    Wool next to the skin on the feet makes a HUGE difference. It doesn’t have to be 100% wool, the Smartwool socks work great, for example, and are what we’re taking on Denali. From what I understand, wool works better because it keeps insulating while it’s damp, while once synthetics are damp, they just sit there and conduct heat away from your feet. This has been my experience in years of testing.

    But above all, fit is what’s important. Too tight, and you can damage your feet if it’s cold.

  22. canwilf December 19th, 2009 1:12 am

    I used to get badly blackened big-toe nails – which would then fall off after a while, from a mild toe impact to the front of my touring boots.

    Fixed this by taping each big-toe to the toe beside it. For some reason this stabilizes the big toe and also protects the nail.

    No more blackened toe nails when doing this.

  23. Dave November 2nd, 2012 11:24 am

    Simplest solution I found was, like a lot of solutions, fairly easy and obvious. Back in the day, and sometimes you still see it today, we would use duct tape at the toe of the boot to create a seal between the elements and your toes. Well, Body Glove took this technique several steps further…a bootie for the outside of your ski boot. Honestly, I am surprised it has taken off more, I rarely see these self proclaimed “bitch booties” even on the coldest and deepest days. I love them and they are “non-invasive” effectiveness. I use them snowmobiling on really cold days too. Sold at bigger retailer stores or I am sure on the web. Don’t judge em…try em. DH.

  24. Dave November 2nd, 2012 11:25 am

    minus 5 for some mispellings/wording: “surprised it has NOT taken off more….

Got something to say? Please do so.





Anti-Spam Quiz:


If you need an emoticon for a comment just copy/paste off the following list, or use text code you might be familiar with.
:D    :-)    :(    :lol:    :x    :P    :oops:    :cry:    :evil:    :twisted:    :roll:    :wink:    :!:    :?:    :idea:    :arrow:   
  
Due to comment spam we moderate most comments. Please do not submit your comment twice -- it will appear shortly after we approve it. Once you've had one comment published, your comments will be pre-approved and appear immediately if you're using the same computer and not blocking browser cookies. NOTE however that ALL comments with one or more links in the text will be held for moderation no matter what, again for spam prevention.
Welcome to Louis (Lou) Dawson's backcountry skiing information opinion website and e magazine. Lou's passion for the past 45 years has been alpinism, climbing, mountaineering and skiing -- along with all manner of outdoor recreation. He has authored numerous books and articles about backcountry skiing and is well known as the first person to ski down all 54 of Colorado's 14,000-foot peaks, otherwise known as the Fourteeners! Books and free back country news and information here, and tons of Randonnee rando telemark info.

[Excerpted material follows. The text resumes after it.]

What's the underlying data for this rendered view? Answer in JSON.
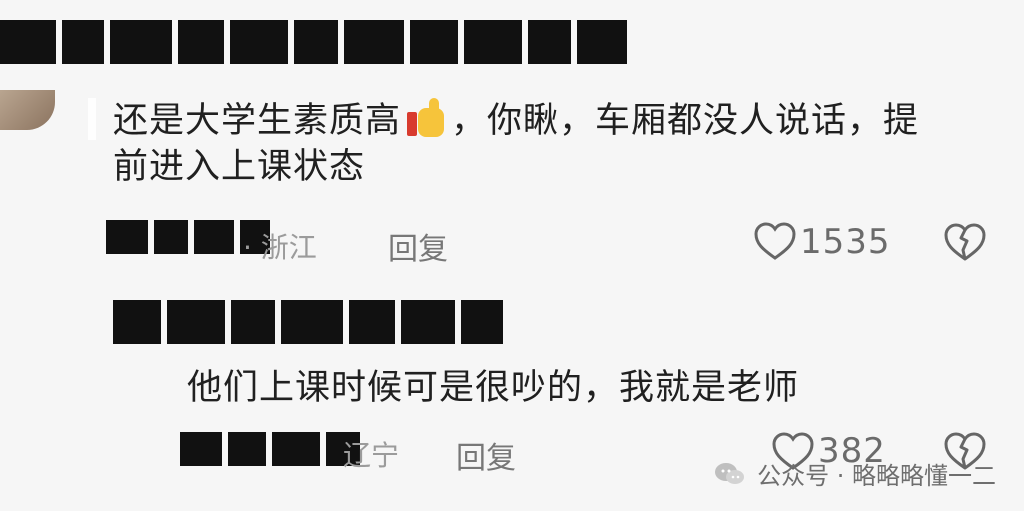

All material on this website online magazine is copyrighted, the name WildSnow is trademarked.. Permission required for reproduction, electronic or otherwise. This includes publication and display on other websites by whatever means. PLEASE SEE OUR COPYRIGHT and TRADEMARK INFORMATION.

Backcountry skiing is a dangerous sport. You may be killed or severely injured if you do any form of ski mountaineering, skimo randonnee and randonnée skiing. The information and news on this website is intended only as general information. While the authors and editors of the information on this website make every effort to present useful information about ski mountaineering, due to human error the information, text and images contained within this website may be inaccurate, false, or out-of-date. By using, reading or viewing the information provided on this website, you agree to absolve the owners of Wild Snow as well as content contributors of any liability for injuries or losses incurred while using such information. Furthermore, you agree to use any of this website's information, maps, photos, or binding mounting instructions or templates at your own risk, and waive Wild Snow its owners and contributors of any liability for use of said items for backcountry skiing or any other use.

Switch to our mobile site